The History of Gang Show

In 1931, Reader, a Rover Scout trying to make his mark in theatre in the USA and London, was asked to write a Scout-based variety show to raise money for a swimming pool at Downe Scout Camp (now a Scout Association National Activity Centre). Rehearsals began under Reader's direction on 25 May 1932, his 29th birthday.

Initially the show did not have a title, but during a rehearsal break, Reader recalled, he asked a cast member if everyone was ready, to which the response was "Aye, aye Skip, the gang's all here". The first production, The Gang's All Here, ran between 30 October and 1 November 1932 at the Scala Theatre in central London.

The show was not a sell-out but enough was raised to fund the swimming pool and the show was well received. Baden-Powell, the founder of scouting, persuaded Reader to produce another show in 1933. This was The Gang Comes Back and ran for a week.

Reader continued to write and produce the London Gang Show.

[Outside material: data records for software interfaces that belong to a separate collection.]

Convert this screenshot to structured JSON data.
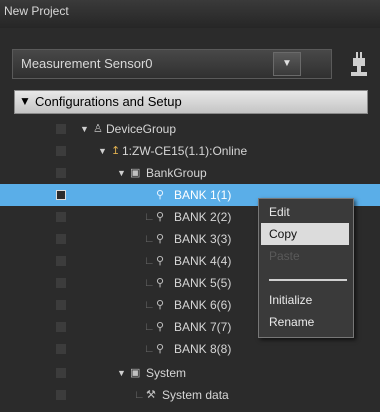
{
  "window": {
    "title": "New Project"
  },
  "device_selector": {
    "value": "Measurement Sensor0",
    "dropdown_glyph": "▼"
  },
  "section": {
    "arrow": "▼",
    "label": "Configurations and Setup"
  },
  "tree": {
    "device_group": "DeviceGroup",
    "controller": "1:ZW-CE15(1.1):Online",
    "bank_group": "BankGroup",
    "banks": [
      "BANK 1(1)",
      "BANK 2(2)",
      "BANK 3(3)",
      "BANK 4(4)",
      "BANK 5(5)",
      "BANK 6(6)",
      "BANK 7(7)",
      "BANK 8(8)"
    ],
    "system": "System",
    "system_data": "System data",
    "expand_glyph": "▼",
    "selected_index": 0
  },
  "context_menu": {
    "items": [
      "Edit",
      "Copy",
      "Paste",
      "Initialize",
      "Rename"
    ],
    "highlighted": "Copy",
    "disabled": [
      "Paste"
    ]
  },
  "colors": {
    "selection": "#5aaee8",
    "menu_highlight": "#dcdcdc"
  }
}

In 1934 the show became The Gang Show and Crest of a Wave was performed for the first time, becoming over the years the anthem.

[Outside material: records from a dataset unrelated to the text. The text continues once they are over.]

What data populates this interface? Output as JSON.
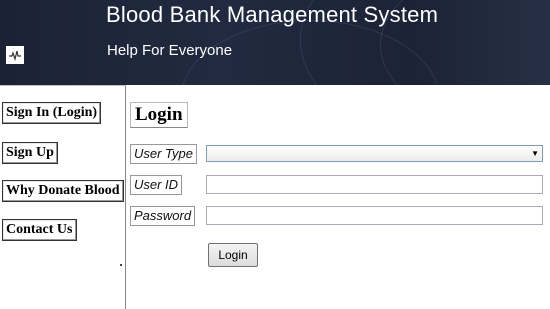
{
  "header": {
    "title": "Blood Bank Management System",
    "subtitle": "Help For Everyone",
    "logo_icon": "heartbeat-icon"
  },
  "sidebar": {
    "items": [
      {
        "label": "Sign In (Login)"
      },
      {
        "label": "Sign Up"
      },
      {
        "label": "Why Donate Blood"
      },
      {
        "label": "Contact Us"
      }
    ]
  },
  "login": {
    "heading": "Login",
    "user_type_label": "User Type",
    "user_type_value": "",
    "user_id_label": "User ID",
    "user_id_value": "",
    "password_label": "Password",
    "password_value": "",
    "submit_label": "Login"
  },
  "colors": {
    "header_bg": "#1f2739",
    "header_text": "#ffffff"
  }
}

In 1937 the London show became the first amateur production to have a Royal Command Performance (an honour repeated in 1957 and 1964). A feature film called The Gang Show, starring Ralph Reader and The Gang, premièred at the Lyceum Theatre, London in April the same year, and in New York in December 1938.